Great questions. I don't have all the answers but I'm learning quite a bit from Guy Berthault's flume experiments.
18
Quote
The Lamotte Sandstone is the basal Cambrian sandstone found throughout most of the state of Missouri. It directly overlies late Precambrian (1.4 to 1.5 billion year old) granites and metasediments. The Lamotte and overlying Bonneterre Formations are generally considered to have been deposited by a transgression which occurred during the Late Cambrian Period (Croixian Epoch). http://scholarsmine.mst.edu/masters_theses/530/
20
I suppose that saving the world should indeed include saving it from Bad spelling and bad grammar.
21
Among other things: what do you think is meant by "the same formation"?
Excellent question. This man may end up earning his PhD from AF Dave University.
22
SANDSTONE THAT LIES ON THE CAMBRIAN BASEMENT

1. Mt Simon
2. Tapeats
3.  Lamotte?
4.  Potsdam?

Many others I think ...
23
Testy shut up you ignorant dork.
24
In other words, just because we call it the Lamotte sandstone in Missouri and we call it the Jordan sandstone in Iowa ( next state north of Missouri ) does not mean that they are different formations.
On the other hand, just because they exist does not mean they are the SAME formation.
You would need more information to conclude that.
Hmm. So there is a possibility in your mind that if we have a 1000 foot thick Cambrian Sandstone covering all of Iowa named one thing, and we have a 1000 foot thick Cambrian sandstone in Missouri named something else
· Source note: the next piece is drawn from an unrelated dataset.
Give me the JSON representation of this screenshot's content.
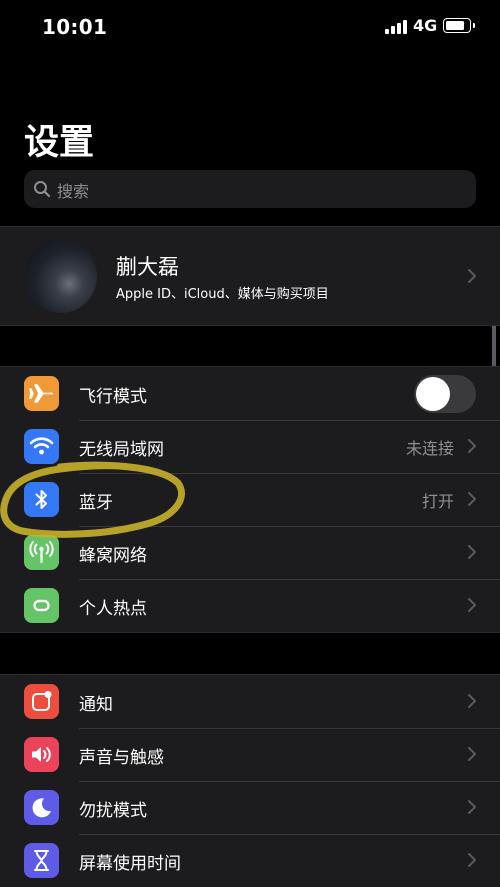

... and both of them lie on PreCambrian basement ...

That they might be different formations?
But that's not what we do have.
And, yes, they are different formations.
okay I think I was wrong about the Jordan Sandstone. There's so many damn names it's hard to sort it all out.  I think "Mt Simon" ( or Mount Sinai if you prefer ) is the name given to the "basal" Cambrian sandstone. Pretty sure basal means that it sits on the pre Cambrian basement.  Now I just have to figure out what they mean by "much of the Midwestern US." And does this include Iowa.
Quote
Abstract

The Mount Simon Sandstone (Mt. Simon), a basal Cambrian sandstone underlying much of Midwestern US, is a target for underground CO2 storage and waste injection which requires an assessment of geomechanical behavior.

 https://www.sciencedirect.com/science/article/pii/S1750583613003952
25
In other words, just because we call it the Lamotte sandstone in Missouri and we call it the Jordan sandstone in Iowa ( next state north of Missouri ) does not mean that they are different formations.
On the other hand, just because they exist does not mean they are the SAME formation.
You would need more information to conclude that.
Hmm. So there is a possibility in your mind that if we have a 1000 foot thick Cambrian Sandstone covering all of Iowa named one thing, and we have a 1000 foot thick Cambrian sandstone in Missouri named something else

... and both of them lie on PreCambrian basement ...

That they might be different formations?